Volume 2018 (2018), Article ID 5201759, 9 pages
Review Article

The Role of Phospholipase C Signaling in Macrophage-Mediated Inflammatory Response

1College of Veterinary Medicine and Jiangsu Co-innovation Center for Prevention and Control of Important Animal Infectious Diseases and Zoonoses, Yangzhou University, 48 Wenhui East Road, Yangzhou, Jiangsu 225009, China
2Department of Veterinary Pathobiology, Center for Veterinary Health Sciences, Oklahoma State University, Stillwater, OK 74078, USA
3College of Animal Science and Veterinary Medicine, Henan Agricultural University, Zhengzhou, Henan 450002, China

Correspondence should be addressed to Clinton Jones and Gaiping Zhang

Received 24 June 2017; Revised 6 October 2017; Accepted 5 November 2017; Published 8 February 2018

Academic Editor: Zissis Chroneos

Copyright © 2018 Liqian Zhu et al. This is an open access article distributed under the Creative Commons Attribution License, which permits unrestricted use, distribution, and reproduction in any medium, provided the original work is properly cited.

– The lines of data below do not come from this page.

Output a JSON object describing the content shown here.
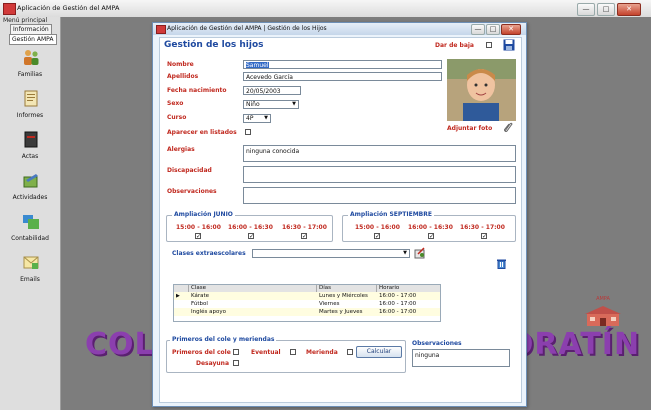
{
  "app": {
    "title": "Aplicación de Gestión del AMPA"
  },
  "menu": {
    "header": "Menú principal",
    "tabs": [
      "Información",
      "Gestión AMPA"
    ],
    "items": [
      {
        "label": "Familias",
        "icon": "family-icon"
      },
      {
        "label": "Informes",
        "icon": "report-icon"
      },
      {
        "label": "Actas",
        "icon": "minutes-icon"
      },
      {
        "label": "Actividades",
        "icon": "activities-icon"
      },
      {
        "label": "Contabilidad",
        "icon": "accounting-icon"
      },
      {
        "label": "Emails",
        "icon": "email-icon"
      }
    ]
  },
  "workspace": {
    "brand": "COLEGIO FERNANDEZ MORATÍN",
    "logo_caption": "AMPA"
  },
  "child_window": {
    "title": "Aplicación de Gestión del AMPA | Gestión de los Hijos"
  },
  "form": {
    "heading": "Gestión de los hijos",
    "baja_label": "Dar de baja",
    "fields": {
      "nombre": {
        "label": "Nombre",
        "value": "Samuel"
      },
      "apellidos": {
        "label": "Apellidos",
        "value": "Acevedo García"
      },
      "fecha": {
        "label": "Fecha nacimiento",
        "value": "20/05/2003"
      },
      "sexo": {
        "label": "Sexo",
        "value": "Niño"
      },
      "curso": {
        "label": "Curso",
        "value": "4P"
      },
      "listados": {
        "label": "Aparecer en listados"
      },
      "alergias": {
        "label": "Alergias",
        "value": "ninguna conocida"
      },
      "discapacidad": {
        "label": "Discapacidad",
        "value": ""
      },
      "observaciones": {
        "label": "Observaciones",
        "value": ""
      }
    },
    "photo_label": "Adjuntar foto",
    "ampliacion_junio": {
      "title": "Ampliación JUNIO",
      "slots": [
        "15:00 - 16:00",
        "16:00 - 16:30",
        "16:30 - 17:00"
      ]
    },
    "ampliacion_sept": {
      "title": "Ampliación SEPTIEMBRE",
      "slots": [
        "15:00 - 16:00",
        "16:00 - 16:30",
        "16:30 - 17:00"
      ]
    },
    "clases_label": "Clases extraescolares",
    "table": {
      "columns": [
        "Clase",
        "Días",
        "Horario"
      ],
      "rows": [
        [
          "Kárate",
          "Lunes y Miércoles",
          "16:00 - 17:00"
        ],
        [
          "Fútbol",
          "Viernes",
          "16:00 - 17:00"
        ],
        [
          "Inglés apoyo",
          "Martes y Jueves",
          "16:00 - 17:00"
        ]
      ]
    },
    "primeros": {
      "title": "Primeros del cole y meriendas",
      "primeros_label": "Primeros del cole",
      "eventual_label": "Eventual",
      "merienda_label": "Merienda",
      "desayuna_label": "Desayuna",
      "calc_label": "Calcular"
    },
    "obs2": {
      "title": "Observaciones",
      "value": "ninguna"
    }
  },
  "colors": {
    "label_red": "#c0281e",
    "group_blue": "#1f4aa0",
    "brand_purple": "#8b3fae"
  }
}
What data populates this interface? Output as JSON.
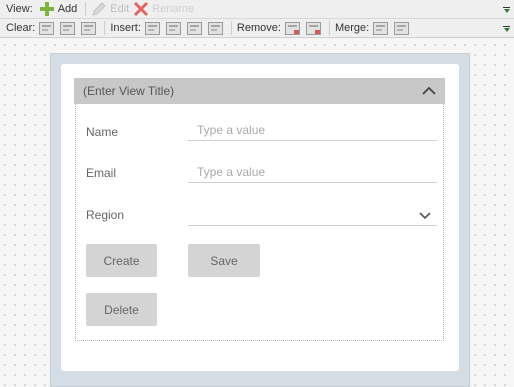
{
  "toolbar1": {
    "view_label": "View:",
    "add_label": "Add",
    "edit_label": "Edit",
    "rename_label": "Rename"
  },
  "toolbar2": {
    "clear_label": "Clear:",
    "insert_label": "Insert:",
    "remove_label": "Remove:",
    "merge_label": "Merge:"
  },
  "view": {
    "title_placeholder": "(Enter View Title)"
  },
  "form": {
    "name_label": "Name",
    "name_placeholder": "Type a value",
    "email_label": "Email",
    "email_placeholder": "Type a value",
    "region_label": "Region",
    "region_value": "",
    "create_label": "Create",
    "save_label": "Save",
    "delete_label": "Delete"
  },
  "colors": {
    "add_icon": "#7cb342",
    "delete_icon": "#e06666",
    "collapse_arrow": "#2e7d32",
    "header_bg": "#c8c8c8",
    "button_bg": "#d4d4d4"
  }
}
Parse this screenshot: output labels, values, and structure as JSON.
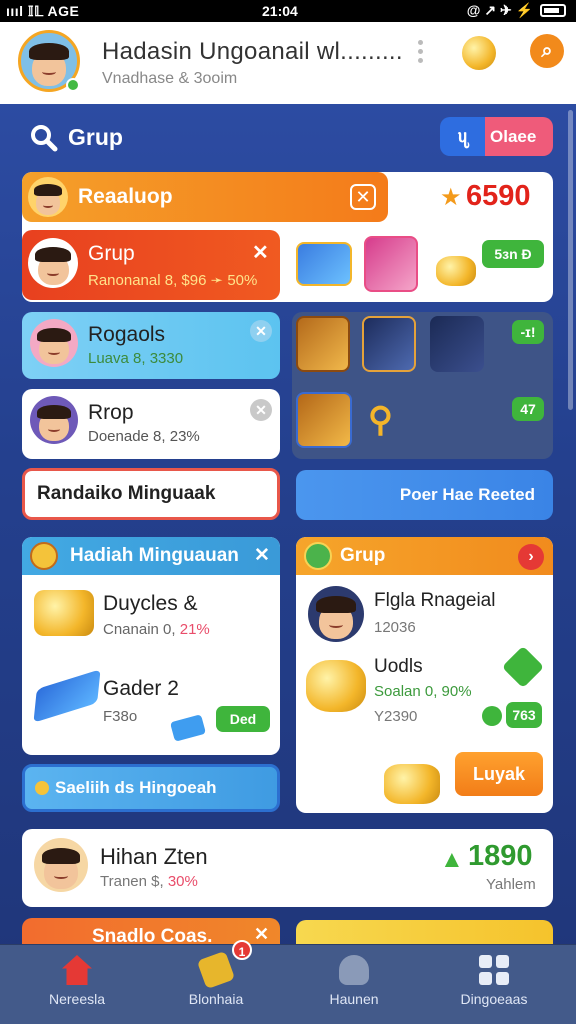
{
  "status_bar": {
    "left": "ıııl 𝕀𝕃 AGE",
    "time": "21:04",
    "icons": "@ ↗ ✈ ⚡"
  },
  "header": {
    "title": "Hadasin Ungoanail wl.........",
    "subtitle": "Vnadhase & 3ooim"
  },
  "search": {
    "label": "Grup",
    "button_label": "Olaee"
  },
  "top_section": {
    "band_title": "Reaaluop",
    "score": "6590",
    "rows": [
      {
        "title": "Grup",
        "subtitle": "Ranonanal 8, $96 ➛ 50%"
      },
      {
        "title": "Rogaols",
        "subtitle": "Luava 8, 3330"
      },
      {
        "title": "Rrop",
        "subtitle": "Doenade 8, 23%"
      }
    ],
    "pill_1": "5ɜn Ð",
    "pill_2": "-ɪ!",
    "pill_3": "47"
  },
  "buttons": {
    "outline": "Randaiko Minguaak",
    "blue": "Poer Hae Reeted"
  },
  "left_panel": {
    "title": "Hadiah Minguauan",
    "items": [
      {
        "title": "Duycles &",
        "subtitle": "Cnanain 0, ",
        "percent": "21%"
      },
      {
        "title": "Gader 2",
        "subtitle": "F38o",
        "action": "Ded"
      }
    ]
  },
  "right_panel": {
    "title": "Grup",
    "items": [
      {
        "title": "Flgla Rnageial",
        "subtitle": "12036"
      },
      {
        "title": "Uodls",
        "subtitle": "Soalan 0, 90%",
        "extra": "Y2390",
        "pill": "763"
      }
    ],
    "action_button": "Luyak"
  },
  "promo": {
    "label": "Saeliih ds Hingoeah"
  },
  "bottom_card": {
    "title": "Hihan Zten",
    "subtitle": "Tranen $, ",
    "percent": "30%",
    "score": "1890",
    "score_label": "Yahlem"
  },
  "peek": {
    "left": "Snadlo Coas.",
    "close": "✕"
  },
  "nav": {
    "items": [
      {
        "label": "Nereesla"
      },
      {
        "label": "Blonhaia",
        "badge": "1"
      },
      {
        "label": "Haunen"
      },
      {
        "label": "Dingoeaas"
      }
    ]
  },
  "colors": {
    "accent_orange": "#f47b1a",
    "accent_blue": "#3a84e6",
    "accent_green": "#3fb53c",
    "score_red": "#e2231a"
  }
}
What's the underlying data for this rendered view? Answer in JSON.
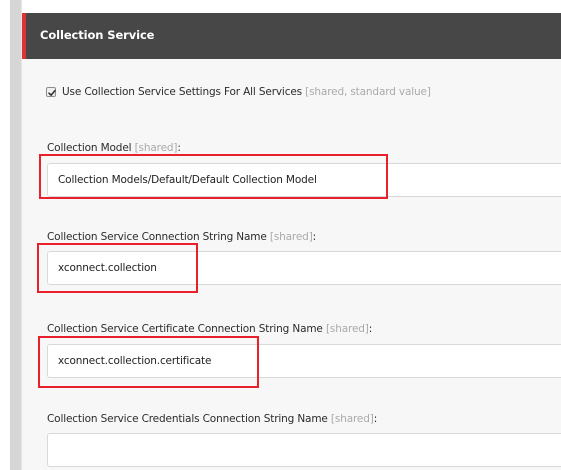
{
  "section": {
    "title": "Collection Service"
  },
  "use_settings": {
    "label": "Use Collection Service Settings For All Services",
    "hint": "[shared, standard value]",
    "checked": true
  },
  "fields": [
    {
      "label": "Collection Model",
      "hint": "[shared]",
      "colon": ":",
      "value": "Collection Models/Default/Default Collection Model"
    },
    {
      "label": "Collection Service Connection String Name",
      "hint": "[shared]",
      "colon": ":",
      "value": "xconnect.collection"
    },
    {
      "label": "Collection Service Certificate Connection String Name",
      "hint": "[shared]",
      "colon": ":",
      "value": "xconnect.collection.certificate"
    },
    {
      "label": "Collection Service Credentials Connection String Name",
      "hint": "[shared]",
      "colon": ":",
      "value": ""
    }
  ],
  "colors": {
    "header_bg": "#474747",
    "header_accent": "#dc3333",
    "panel_bg": "#f7f7f7",
    "highlight": "#e8202a",
    "hint_text": "#aaaaaa"
  }
}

Macrophages are crucial members of the mononuclear phagocyte system essential to protect the host from invading pathogens and are central to the inflammatory response with their ability to acquire specialized phenotypes of inflammatory (M1) and anti-inflammatory (M2) and to produce a pool of inflammatory mediators. Equipped with a broad range of receptors, such as Toll-like receptor 4 (TLR4), CD14, and Fc gamma receptors (FcγRs), macrophages can efficiently recognize and phagocytize invading pathogens and secrete cytokines by triggering various secondary signaling pathways. Phospholipase C (PLC) is a family of enzymes that hydrolyze phospholipids, the most significant of which is phosphatidylinositol 4,5-bisphosphate [PI(4,5)P2]. Cleavage at the internal phosphate ester generates two second messengers, inositol 1,4,5-trisphosphate (IP3) and diacylglycerol (DAG), both of which mediate in diverse cellular functions including the inflammatory response. Recent studies have shown that some PLC isoforms are involved in multiple stages in TLR4-, CD14-, and FcγRs-mediated activation of nuclear factor kappa B (NF-κB), mitogen-activated protein kinase (MAPK), and interferon regulatory factors (IRFs), all of which are associated with the regulation of the inflammatory response. Therefore, secondary signaling by PLC is implicated in the pathogenesis of numerous inflammatory diseases. This review provides an overview of our current knowledge on how PLC signaling regulates the macrophage-mediated inflammatory response.